● **EXERCISE OBJECTIVE**
Below are some records; print every one of them exactly.

[Start of section]

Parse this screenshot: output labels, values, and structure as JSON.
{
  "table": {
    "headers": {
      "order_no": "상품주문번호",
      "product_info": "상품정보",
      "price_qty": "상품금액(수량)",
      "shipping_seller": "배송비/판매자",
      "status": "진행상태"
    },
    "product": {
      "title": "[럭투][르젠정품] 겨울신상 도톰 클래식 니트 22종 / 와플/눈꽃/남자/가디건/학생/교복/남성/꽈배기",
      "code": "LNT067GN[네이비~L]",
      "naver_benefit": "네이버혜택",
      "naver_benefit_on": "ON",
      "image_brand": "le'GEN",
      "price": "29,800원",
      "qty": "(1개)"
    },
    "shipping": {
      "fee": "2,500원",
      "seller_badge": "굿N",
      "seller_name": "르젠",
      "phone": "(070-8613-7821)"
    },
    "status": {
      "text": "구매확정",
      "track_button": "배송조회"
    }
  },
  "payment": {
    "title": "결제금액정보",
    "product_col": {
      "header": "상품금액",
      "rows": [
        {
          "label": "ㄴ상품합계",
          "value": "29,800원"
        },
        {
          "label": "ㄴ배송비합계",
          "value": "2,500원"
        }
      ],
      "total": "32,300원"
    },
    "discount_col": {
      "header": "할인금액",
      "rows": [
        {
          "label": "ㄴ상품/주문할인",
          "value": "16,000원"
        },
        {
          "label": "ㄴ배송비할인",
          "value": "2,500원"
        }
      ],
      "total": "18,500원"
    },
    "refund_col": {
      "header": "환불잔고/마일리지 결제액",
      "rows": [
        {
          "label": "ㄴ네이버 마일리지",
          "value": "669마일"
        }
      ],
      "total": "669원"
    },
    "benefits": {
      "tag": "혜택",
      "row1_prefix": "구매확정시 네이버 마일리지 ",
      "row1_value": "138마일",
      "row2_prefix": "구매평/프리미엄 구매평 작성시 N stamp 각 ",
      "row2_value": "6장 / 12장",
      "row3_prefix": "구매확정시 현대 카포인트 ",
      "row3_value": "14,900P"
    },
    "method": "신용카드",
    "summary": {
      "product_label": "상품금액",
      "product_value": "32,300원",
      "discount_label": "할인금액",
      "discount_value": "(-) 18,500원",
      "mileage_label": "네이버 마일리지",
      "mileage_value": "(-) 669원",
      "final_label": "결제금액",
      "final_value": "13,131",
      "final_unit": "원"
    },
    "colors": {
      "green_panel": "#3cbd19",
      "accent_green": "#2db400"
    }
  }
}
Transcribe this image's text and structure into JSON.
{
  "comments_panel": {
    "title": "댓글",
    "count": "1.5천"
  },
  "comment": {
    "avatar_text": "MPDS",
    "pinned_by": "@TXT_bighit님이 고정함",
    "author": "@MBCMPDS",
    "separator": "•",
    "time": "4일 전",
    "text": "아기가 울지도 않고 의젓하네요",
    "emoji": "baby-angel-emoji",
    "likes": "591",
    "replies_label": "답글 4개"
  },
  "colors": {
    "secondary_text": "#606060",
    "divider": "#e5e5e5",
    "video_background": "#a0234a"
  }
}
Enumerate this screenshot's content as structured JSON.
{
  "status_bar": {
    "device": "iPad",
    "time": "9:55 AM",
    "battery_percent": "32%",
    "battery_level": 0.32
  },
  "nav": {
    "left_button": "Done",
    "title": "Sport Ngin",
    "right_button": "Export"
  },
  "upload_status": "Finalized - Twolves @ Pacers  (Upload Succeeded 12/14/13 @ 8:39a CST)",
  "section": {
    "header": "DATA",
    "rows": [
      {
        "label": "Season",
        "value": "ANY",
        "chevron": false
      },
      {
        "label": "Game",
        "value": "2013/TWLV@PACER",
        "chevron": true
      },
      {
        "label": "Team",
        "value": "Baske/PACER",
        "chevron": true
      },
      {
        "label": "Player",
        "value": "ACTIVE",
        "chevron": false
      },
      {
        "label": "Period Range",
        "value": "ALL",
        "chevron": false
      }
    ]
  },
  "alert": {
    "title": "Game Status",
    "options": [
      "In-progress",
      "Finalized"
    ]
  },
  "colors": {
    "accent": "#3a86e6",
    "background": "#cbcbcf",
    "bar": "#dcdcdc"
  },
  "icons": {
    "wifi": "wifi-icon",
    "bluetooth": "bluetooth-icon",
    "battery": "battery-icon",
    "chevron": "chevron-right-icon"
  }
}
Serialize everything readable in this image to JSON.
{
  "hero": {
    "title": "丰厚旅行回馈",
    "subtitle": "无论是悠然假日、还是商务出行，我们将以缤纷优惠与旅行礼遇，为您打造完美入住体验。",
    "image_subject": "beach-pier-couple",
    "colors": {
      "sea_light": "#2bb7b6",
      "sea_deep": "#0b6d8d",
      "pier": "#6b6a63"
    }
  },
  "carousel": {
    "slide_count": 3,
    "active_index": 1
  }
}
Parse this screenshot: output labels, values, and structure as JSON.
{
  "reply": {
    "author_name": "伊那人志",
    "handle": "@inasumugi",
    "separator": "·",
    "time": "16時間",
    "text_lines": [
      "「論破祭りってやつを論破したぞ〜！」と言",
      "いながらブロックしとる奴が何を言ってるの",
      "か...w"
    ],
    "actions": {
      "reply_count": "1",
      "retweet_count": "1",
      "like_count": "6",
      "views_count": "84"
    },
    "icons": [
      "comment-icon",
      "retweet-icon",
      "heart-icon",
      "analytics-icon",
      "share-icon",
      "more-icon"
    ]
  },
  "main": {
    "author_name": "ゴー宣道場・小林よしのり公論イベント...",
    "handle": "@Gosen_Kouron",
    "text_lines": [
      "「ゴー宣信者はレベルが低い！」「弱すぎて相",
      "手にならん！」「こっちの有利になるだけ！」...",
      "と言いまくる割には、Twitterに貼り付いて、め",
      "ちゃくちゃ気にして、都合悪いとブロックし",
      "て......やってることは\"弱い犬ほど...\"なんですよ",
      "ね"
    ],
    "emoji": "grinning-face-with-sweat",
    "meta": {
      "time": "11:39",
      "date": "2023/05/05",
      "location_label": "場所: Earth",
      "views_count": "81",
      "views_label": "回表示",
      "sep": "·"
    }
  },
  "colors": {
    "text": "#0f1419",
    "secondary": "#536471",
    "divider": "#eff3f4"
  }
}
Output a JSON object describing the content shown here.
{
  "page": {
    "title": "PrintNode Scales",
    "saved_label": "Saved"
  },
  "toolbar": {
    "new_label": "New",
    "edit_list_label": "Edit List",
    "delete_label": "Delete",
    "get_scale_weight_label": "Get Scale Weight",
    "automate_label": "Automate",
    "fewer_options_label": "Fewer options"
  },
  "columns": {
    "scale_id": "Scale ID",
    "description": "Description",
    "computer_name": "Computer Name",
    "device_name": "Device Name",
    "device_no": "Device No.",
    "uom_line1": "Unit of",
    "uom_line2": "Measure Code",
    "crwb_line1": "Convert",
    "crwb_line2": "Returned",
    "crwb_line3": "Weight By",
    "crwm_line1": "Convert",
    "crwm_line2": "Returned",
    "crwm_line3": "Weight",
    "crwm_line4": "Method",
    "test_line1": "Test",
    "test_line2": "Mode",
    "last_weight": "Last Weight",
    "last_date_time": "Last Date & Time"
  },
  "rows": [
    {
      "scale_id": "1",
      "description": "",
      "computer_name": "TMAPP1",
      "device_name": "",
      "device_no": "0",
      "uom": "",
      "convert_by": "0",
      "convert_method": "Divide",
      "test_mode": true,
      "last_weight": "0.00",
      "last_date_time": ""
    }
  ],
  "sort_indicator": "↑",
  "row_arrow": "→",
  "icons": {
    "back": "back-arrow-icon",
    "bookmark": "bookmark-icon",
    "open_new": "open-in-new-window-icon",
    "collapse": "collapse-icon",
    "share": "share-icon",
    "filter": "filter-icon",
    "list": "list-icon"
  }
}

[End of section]

● **RESPONSE**
Parse this screenshot: output labels, values, and structure as JSON.
{
  "table": {
    "headers": {
      "order_no": "상품주문번호",
      "product_info": "상품정보",
      "price_qty": "상품금액(수량)",
      "shipping_seller": "배송비/판매자",
      "status": "진행상태"
    },
    "product": {
      "title": "[럭투][르젠정품] 겨울신상 도톰 클래식 니트 22종 / 와플/눈꽃/남자/가디건/학생/교복/남성/꽈배기",
      "code": "LNT067GN[네이비~L]",
      "naver_benefit": "네이버혜택",
      "naver_benefit_on": "ON",
      "image_brand": "le'GEN",
      "price": "29,800원",
      "qty": "(1개)"
    },
    "shipping": {
      "fee": "2,500원",
      "seller_badge": "굿N",
      "seller_name": "르젠",
      "phone": "(070-8613-7821)"
    },
    "status": {
      "text": "구매확정",
      "track_button": "배송조회"
    }
  },
  "payment": {
    "title": "결제금액정보",
    "product_col": {
      "header": "상품금액",
      "rows": [
        {
          "label": "ㄴ상품합계",
          "value": "29,800원"
        },
        {
          "label": "ㄴ배송비합계",
          "value": "2,500원"
        }
      ],
      "total": "32,300원"
    },
    "discount_col": {
      "header": "할인금액",
      "rows": [
        {
          "label": "ㄴ상품/주문할인",
          "value": "16,000원"
        },
        {
          "label": "ㄴ배송비할인",
          "value": "2,500원"
        }
      ],
      "total": "18,500원"
    },
    "refund_col": {
      "header": "환불잔고/마일리지 결제액",
      "rows": [
        {
          "label": "ㄴ네이버 마일리지",
          "value": "669마일"
        }
      ],
      "total": "669원"
    },
    "benefits": {
      "tag": "혜택",
      "row1_prefix": "구매확정시 네이버 마일리지 ",
      "row1_value": "138마일",
      "row2_prefix": "구매평/프리미엄 구매평 작성시 N stamp 각 ",
      "row2_value": "6장 / 12장",
      "row3_prefix": "구매확정시 현대 카포인트 ",
      "row3_value": "14,900P"
    },
    "method": "신용카드",
    "summary": {
      "product_label": "상품금액",
      "product_value": "32,300원",
      "discount_label": "할인금액",
      "discount_value": "(-) 18,500원",
      "mileage_label": "네이버 마일리지",
      "mileage_value": "(-) 669원",
      "final_label": "결제금액",
      "final_value": "13,131",
      "final_unit": "원"
    },
    "colors": {
      "green_panel": "#3cbd19",
      "accent_green": "#2db400"
    }
  }
}
Transcribe this image's text and structure into JSON.
{
  "comments_panel": {
    "title": "댓글",
    "count": "1.5천"
  },
  "comment": {
    "avatar_text": "MPDS",
    "pinned_by": "@TXT_bighit님이 고정함",
    "author": "@MBCMPDS",
    "separator": "•",
    "time": "4일 전",
    "text": "아기가 울지도 않고 의젓하네요",
    "emoji": "baby-angel-emoji",
    "likes": "591",
    "replies_label": "답글 4개"
  },
  "colors": {
    "secondary_text": "#606060",
    "divider": "#e5e5e5",
    "video_background": "#a0234a"
  }
}
Enumerate this screenshot's content as structured JSON.
{
  "status_bar": {
    "device": "iPad",
    "time": "9:55 AM",
    "battery_percent": "32%",
    "battery_level": 0.32
  },
  "nav": {
    "left_button": "Done",
    "title": "Sport Ngin",
    "right_button": "Export"
  },
  "upload_status": "Finalized - Twolves @ Pacers  (Upload Succeeded 12/14/13 @ 8:39a CST)",
  "section": {
    "header": "DATA",
    "rows": [
      {
        "label": "Season",
        "value": "ANY",
        "chevron": false
      },
      {
        "label": "Game",
        "value": "2013/TWLV@PACER",
        "chevron": true
      },
      {
        "label": "Team",
        "value": "Baske/PACER",
        "chevron": true
      },
      {
        "label": "Player",
        "value": "ACTIVE",
        "chevron": false
      },
      {
        "label": "Period Range",
        "value": "ALL",
        "chevron": false
      }
    ]
  },
  "alert": {
    "title": "Game Status",
    "options": [
      "In-progress",
      "Finalized"
    ]
  },
  "colors": {
    "accent": "#3a86e6",
    "background": "#cbcbcf",
    "bar": "#dcdcdc"
  },
  "icons": {
    "wifi": "wifi-icon",
    "bluetooth": "bluetooth-icon",
    "battery": "battery-icon",
    "chevron": "chevron-right-icon"
  }
}
Serialize everything readable in this image to JSON.
{
  "hero": {
    "title": "丰厚旅行回馈",
    "subtitle": "无论是悠然假日、还是商务出行，我们将以缤纷优惠与旅行礼遇，为您打造完美入住体验。",
    "image_subject": "beach-pier-couple",
    "colors": {
      "sea_light": "#2bb7b6",
      "sea_deep": "#0b6d8d",
      "pier": "#6b6a63"
    }
  },
  "carousel": {
    "slide_count": 3,
    "active_index": 1
  }
}
Parse this screenshot: output labels, values, and structure as JSON.
{
  "reply": {
    "author_name": "伊那人志",
    "handle": "@inasumugi",
    "separator": "·",
    "time": "16時間",
    "text_lines": [
      "「論破祭りってやつを論破したぞ〜！」と言",
      "いながらブロックしとる奴が何を言ってるの",
      "か...w"
    ],
    "actions": {
      "reply_count": "1",
      "retweet_count": "1",
      "like_count": "6",
      "views_count": "84"
    },
    "icons": [
      "comment-icon",
      "retweet-icon",
      "heart-icon",
      "analytics-icon",
      "share-icon",
      "more-icon"
    ]
  },
  "main": {
    "author_name": "ゴー宣道場・小林よしのり公論イベント...",
    "handle": "@Gosen_Kouron",
    "text_lines": [
      "「ゴー宣信者はレベルが低い！」「弱すぎて相",
      "手にならん！」「こっちの有利になるだけ！」...",
      "と言いまくる割には、Twitterに貼り付いて、め",
      "ちゃくちゃ気にして、都合悪いとブロックし",
      "て......やってることは\"弱い犬ほど...\"なんですよ",
      "ね"
    ],
    "emoji": "grinning-face-with-sweat",
    "meta": {
      "time": "11:39",
      "date": "2023/05/05",
      "location_label": "場所: Earth",
      "views_count": "81",
      "views_label": "回表示",
      "sep": "·"
    }
  },
  "colors": {
    "text": "#0f1419",
    "secondary": "#536471",
    "divider": "#eff3f4"
  }
}
Output a JSON object describing the content shown here.
{
  "page": {
    "title": "PrintNode Scales",
    "saved_label": "Saved"
  },
  "toolbar": {
    "new_label": "New",
    "edit_list_label": "Edit List",
    "delete_label": "Delete",
    "get_scale_weight_label": "Get Scale Weight",
    "automate_label": "Automate",
    "fewer_options_label": "Fewer options"
  },
  "columns": {
    "scale_id": "Scale ID",
    "description": "Description",
    "computer_name": "Computer Name",
    "device_name": "Device Name",
    "device_no": "Device No.",
    "uom_line1": "Unit of",
    "uom_line2": "Measure Code",
    "crwb_line1": "Convert",
    "crwb_line2": "Returned",
    "crwb_line3": "Weight By",
    "crwm_line1": "Convert",
    "crwm_line2": "Returned",
    "crwm_line3": "Weight",
    "crwm_line4": "Method",
    "test_line1": "Test",
    "test_line2": "Mode",
    "last_weight": "Last Weight",
    "last_date_time": "Last Date & Time"
  },
  "rows": [
    {
      "scale_id": "1",
      "description": "",
      "computer_name": "TMAPP1",
      "device_name": "",
      "device_no": "0",
      "uom": "",
      "convert_by": "0",
      "convert_method": "Divide",
      "test_mode": true,
      "last_weight": "0.00",
      "last_date_time": ""
    }
  ],
  "sort_indicator": "↑",
  "row_arrow": "→",
  "icons": {
    "back": "back-arrow-icon",
    "bookmark": "bookmark-icon",
    "open_new": "open-in-new-window-icon",
    "collapse": "collapse-icon",
    "share": "share-icon",
    "filter": "filter-icon",
    "list": "list-icon"
  }
}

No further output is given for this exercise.